Next comes Prayer (and other spiritual disciplines). Prayer is ultimately about intimacy between us and the God revealed in the Bible. The depth and level of intimacy we experience with God is a direct result of what we believe about God (theology). As we learn more about God and see what he has done and come to understand the promises he makes in the Bible, we are drawn to seek greater intimacy with him. A warning: this is often the point that many people will "stall" in their discipleship. There's a temptation to settle for daily devotions and prayer and not go any further. Unfortunately, at this point you're still a long way from what Jesus has called us to be.

From the very beginning, we were created to be in community and relationship with other people. However, connecting with other people and opening ourselves up to others comes with risk, and we all know firsthand the hurt and pain that comes with that risk. A commitment to, and pursuit of, Koinonia is a major discipleship step, that brings both enormous risk and incredible blessings. It's at this point that you recognize God's design for human beings and your need for it. Another shift that takes place here is an acceptance that God has placed you where you are in order to contribute to someone else's koinonia. In many ways, this is where our faith begins to shift from being self-focused to other-focused - an important and necessary shift for fully living into God's call on your life.

And finally, Stewardship is the recognition that everything we have is essentially on loan, entrusted to us by God, to use, invest, and faithfully manage for God's glory and purposes. This is often the hardest discipleship level to grow into because of our innate desire to cling tightly to what we believe is ours. When we hit the point of being able to give everything to God, however and whatever that may mean, we have reach the "peak" in our discipleship and are now fully prepared to give our entire life to him.

We become Apostles when we begin actively seeking, discerning and acting on the ways God has blessed, gifted, and called us to work for his kingdom in mission and gospel proclamation. It's vital that we work our way into each level, in order, or else we run the risk the of falling into legalism and self-reliance; we're in danger of being like the man who built his house upon the sand (Mt 7:24-27). If you find yourself tempted to commit to a life of prayer without spending meaningful time with the Word, you lose sight of which God you're praying to, what he promises to do with your prayers, and the proper way to pray. Engaging in fellowship without the foundation of Biblical Rootedness and Prayer turns small groups and church into little more than a social group. Stewardship without the other three is essentially just a form of legalism - in which you're doing "good things" either because you're trying to earn God's favor or because you feel good doing it.

It's also worth pointing out that no one can make anyone want to be a disciple.

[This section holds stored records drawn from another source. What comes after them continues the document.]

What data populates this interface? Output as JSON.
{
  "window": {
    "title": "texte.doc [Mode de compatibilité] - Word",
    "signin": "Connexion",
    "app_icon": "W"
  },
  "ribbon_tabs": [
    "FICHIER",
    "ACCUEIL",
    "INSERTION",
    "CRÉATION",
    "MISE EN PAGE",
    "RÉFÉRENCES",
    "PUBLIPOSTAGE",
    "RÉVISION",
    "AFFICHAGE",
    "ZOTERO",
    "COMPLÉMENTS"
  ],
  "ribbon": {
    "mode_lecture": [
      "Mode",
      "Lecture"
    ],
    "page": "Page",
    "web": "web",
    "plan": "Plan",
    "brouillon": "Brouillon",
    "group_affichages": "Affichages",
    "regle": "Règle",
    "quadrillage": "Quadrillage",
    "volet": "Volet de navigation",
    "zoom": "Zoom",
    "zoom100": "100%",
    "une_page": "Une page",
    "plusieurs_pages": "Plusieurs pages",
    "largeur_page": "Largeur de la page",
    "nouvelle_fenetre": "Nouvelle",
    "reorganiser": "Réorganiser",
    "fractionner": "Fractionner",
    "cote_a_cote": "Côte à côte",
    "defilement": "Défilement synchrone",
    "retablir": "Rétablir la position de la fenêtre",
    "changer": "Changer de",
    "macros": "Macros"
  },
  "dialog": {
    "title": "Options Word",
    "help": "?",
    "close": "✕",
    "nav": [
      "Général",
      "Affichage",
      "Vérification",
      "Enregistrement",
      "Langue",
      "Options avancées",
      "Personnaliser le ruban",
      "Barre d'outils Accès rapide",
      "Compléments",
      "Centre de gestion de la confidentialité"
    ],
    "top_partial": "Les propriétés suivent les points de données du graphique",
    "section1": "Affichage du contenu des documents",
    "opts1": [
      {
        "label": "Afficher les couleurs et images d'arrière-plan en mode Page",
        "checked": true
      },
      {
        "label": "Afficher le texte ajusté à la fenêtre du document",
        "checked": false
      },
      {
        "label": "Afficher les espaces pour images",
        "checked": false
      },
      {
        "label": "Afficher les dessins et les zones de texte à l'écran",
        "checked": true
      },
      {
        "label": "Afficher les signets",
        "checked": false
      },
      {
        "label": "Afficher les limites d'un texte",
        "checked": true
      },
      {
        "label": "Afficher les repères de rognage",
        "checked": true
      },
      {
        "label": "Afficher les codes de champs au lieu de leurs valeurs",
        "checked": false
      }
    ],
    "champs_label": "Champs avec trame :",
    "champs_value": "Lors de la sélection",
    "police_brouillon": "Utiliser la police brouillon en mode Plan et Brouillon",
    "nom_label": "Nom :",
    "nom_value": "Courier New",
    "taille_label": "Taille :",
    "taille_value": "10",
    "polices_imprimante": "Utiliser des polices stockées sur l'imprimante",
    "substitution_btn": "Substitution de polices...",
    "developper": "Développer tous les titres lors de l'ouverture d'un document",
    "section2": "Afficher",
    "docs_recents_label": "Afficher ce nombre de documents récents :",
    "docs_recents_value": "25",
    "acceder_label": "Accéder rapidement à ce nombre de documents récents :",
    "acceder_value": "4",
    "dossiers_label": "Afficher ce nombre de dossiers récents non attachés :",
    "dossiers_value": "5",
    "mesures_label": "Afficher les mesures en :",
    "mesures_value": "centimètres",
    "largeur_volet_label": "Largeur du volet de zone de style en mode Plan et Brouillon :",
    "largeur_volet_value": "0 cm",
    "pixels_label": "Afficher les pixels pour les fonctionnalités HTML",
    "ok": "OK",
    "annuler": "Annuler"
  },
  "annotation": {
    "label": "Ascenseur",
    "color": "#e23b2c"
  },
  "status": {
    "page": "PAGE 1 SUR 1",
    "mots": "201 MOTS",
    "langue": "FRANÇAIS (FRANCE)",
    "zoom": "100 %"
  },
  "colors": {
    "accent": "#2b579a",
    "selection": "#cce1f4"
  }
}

Jesus is clear that he invites us to follow him and to be his disciples, also suggesting that faithfully following him is the only way to be saved - not salvation by works but by faith, and then allowing that faith to pour out and show itself through faithfully obedience and submission to the Father's will.

If you are interested in engaging in this discipleship process and growing into your God-given identity and calling, simply reach out to Pastor Jason to schedule a time to sit down and explore what this might look like for you.

21 views0 comments

Recent Posts

See All